_Data excerpts:_
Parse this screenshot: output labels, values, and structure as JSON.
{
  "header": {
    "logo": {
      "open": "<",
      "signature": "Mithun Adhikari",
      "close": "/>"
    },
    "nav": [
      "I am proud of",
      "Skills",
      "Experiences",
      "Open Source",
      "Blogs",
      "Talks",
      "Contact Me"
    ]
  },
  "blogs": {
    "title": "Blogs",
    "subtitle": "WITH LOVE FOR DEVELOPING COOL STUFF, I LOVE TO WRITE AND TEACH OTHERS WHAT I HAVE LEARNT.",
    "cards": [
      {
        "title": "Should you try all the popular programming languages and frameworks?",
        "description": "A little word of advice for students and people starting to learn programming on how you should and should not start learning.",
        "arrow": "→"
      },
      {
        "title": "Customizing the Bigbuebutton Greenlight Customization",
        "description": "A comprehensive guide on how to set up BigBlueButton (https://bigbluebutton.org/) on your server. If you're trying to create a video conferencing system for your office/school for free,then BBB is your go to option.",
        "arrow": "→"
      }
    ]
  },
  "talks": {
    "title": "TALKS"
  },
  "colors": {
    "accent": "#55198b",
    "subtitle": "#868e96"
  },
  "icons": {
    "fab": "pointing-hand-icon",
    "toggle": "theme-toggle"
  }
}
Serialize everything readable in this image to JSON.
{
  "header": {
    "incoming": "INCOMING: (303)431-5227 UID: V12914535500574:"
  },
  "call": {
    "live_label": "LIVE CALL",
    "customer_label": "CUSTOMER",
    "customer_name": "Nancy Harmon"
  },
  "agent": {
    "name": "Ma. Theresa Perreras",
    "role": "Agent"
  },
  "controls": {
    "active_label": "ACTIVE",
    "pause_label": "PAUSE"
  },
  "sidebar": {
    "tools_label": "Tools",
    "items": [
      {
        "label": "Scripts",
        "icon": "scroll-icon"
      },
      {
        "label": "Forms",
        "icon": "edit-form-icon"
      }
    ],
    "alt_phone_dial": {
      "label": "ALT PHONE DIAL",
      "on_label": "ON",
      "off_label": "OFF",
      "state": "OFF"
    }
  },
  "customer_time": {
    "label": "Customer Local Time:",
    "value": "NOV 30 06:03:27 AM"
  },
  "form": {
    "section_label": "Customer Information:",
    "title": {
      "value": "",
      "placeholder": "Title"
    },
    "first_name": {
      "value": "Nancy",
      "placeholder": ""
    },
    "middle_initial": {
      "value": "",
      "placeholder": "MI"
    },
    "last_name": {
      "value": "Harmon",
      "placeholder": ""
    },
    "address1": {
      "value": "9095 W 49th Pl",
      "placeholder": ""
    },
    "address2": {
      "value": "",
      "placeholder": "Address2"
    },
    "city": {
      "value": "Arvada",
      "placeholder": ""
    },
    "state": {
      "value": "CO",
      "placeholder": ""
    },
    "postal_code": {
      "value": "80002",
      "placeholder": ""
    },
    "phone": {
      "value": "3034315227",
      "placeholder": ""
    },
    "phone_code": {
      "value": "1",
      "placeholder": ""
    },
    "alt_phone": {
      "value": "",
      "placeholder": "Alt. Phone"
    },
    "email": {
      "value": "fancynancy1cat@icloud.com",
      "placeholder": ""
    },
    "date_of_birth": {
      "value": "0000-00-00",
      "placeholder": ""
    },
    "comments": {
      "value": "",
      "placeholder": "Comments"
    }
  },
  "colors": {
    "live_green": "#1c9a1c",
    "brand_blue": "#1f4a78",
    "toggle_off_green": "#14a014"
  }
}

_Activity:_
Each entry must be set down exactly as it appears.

_Solution to this task:_
Parse this screenshot: output labels, values, and structure as JSON.
{
  "header": {
    "logo": {
      "open": "<",
      "signature": "Mithun Adhikari",
      "close": "/>"
    },
    "nav": [
      "I am proud of",
      "Skills",
      "Experiences",
      "Open Source",
      "Blogs",
      "Talks",
      "Contact Me"
    ]
  },
  "blogs": {
    "title": "Blogs",
    "subtitle": "WITH LOVE FOR DEVELOPING COOL STUFF, I LOVE TO WRITE AND TEACH OTHERS WHAT I HAVE LEARNT.",
    "cards": [
      {
        "title": "Should you try all the popular programming languages and frameworks?",
        "description": "A little word of advice for students and people starting to learn programming on how you should and should not start learning.",
        "arrow": "→"
      },
      {
        "title": "Customizing the Bigbuebutton Greenlight Customization",
        "description": "A comprehensive guide on how to set up BigBlueButton (https://bigbluebutton.org/) on your server. If you're trying to create a video conferencing system for your office/school for free,then BBB is your go to option.",
        "arrow": "→"
      }
    ]
  },
  "talks": {
    "title": "TALKS"
  },
  "colors": {
    "accent": "#55198b",
    "subtitle": "#868e96"
  },
  "icons": {
    "fab": "pointing-hand-icon",
    "toggle": "theme-toggle"
  }
}
Serialize everything readable in this image to JSON.
{
  "header": {
    "incoming": "INCOMING: (303)431-5227 UID: V12914535500574:"
  },
  "call": {
    "live_label": "LIVE CALL",
    "customer_label": "CUSTOMER",
    "customer_name": "Nancy Harmon"
  },
  "agent": {
    "name": "Ma. Theresa Perreras",
    "role": "Agent"
  },
  "controls": {
    "active_label": "ACTIVE",
    "pause_label": "PAUSE"
  },
  "sidebar": {
    "tools_label": "Tools",
    "items": [
      {
        "label": "Scripts",
        "icon": "scroll-icon"
      },
      {
        "label": "Forms",
        "icon": "edit-form-icon"
      }
    ],
    "alt_phone_dial": {
      "label": "ALT PHONE DIAL",
      "on_label": "ON",
      "off_label": "OFF",
      "state": "OFF"
    }
  },
  "customer_time": {
    "label": "Customer Local Time:",
    "value": "NOV 30 06:03:27 AM"
  },
  "form": {
    "section_label": "Customer Information:",
    "title": {
      "value": "",
      "placeholder": "Title"
    },
    "first_name": {
      "value": "Nancy",
      "placeholder": ""
    },
    "middle_initial": {
      "value": "",
      "placeholder": "MI"
    },
    "last_name": {
      "value": "Harmon",
      "placeholder": ""
    },
    "address1": {
      "value": "9095 W 49th Pl",
      "placeholder": ""
    },
    "address2": {
      "value": "",
      "placeholder": "Address2"
    },
    "city": {
      "value": "Arvada",
      "placeholder": ""
    },
    "state": {
      "value": "CO",
      "placeholder": ""
    },
    "postal_code": {
      "value": "80002",
      "placeholder": ""
    },
    "phone": {
      "value": "3034315227",
      "placeholder": ""
    },
    "phone_code": {
      "value": "1",
      "placeholder": ""
    },
    "alt_phone": {
      "value": "",
      "placeholder": "Alt. Phone"
    },
    "email": {
      "value": "fancynancy1cat@icloud.com",
      "placeholder": ""
    },
    "date_of_birth": {
      "value": "0000-00-00",
      "placeholder": ""
    },
    "comments": {
      "value": "",
      "placeholder": "Comments"
    }
  },
  "colors": {
    "live_green": "#1c9a1c",
    "brand_blue": "#1f4a78",
    "toggle_off_green": "#14a014"
  }
}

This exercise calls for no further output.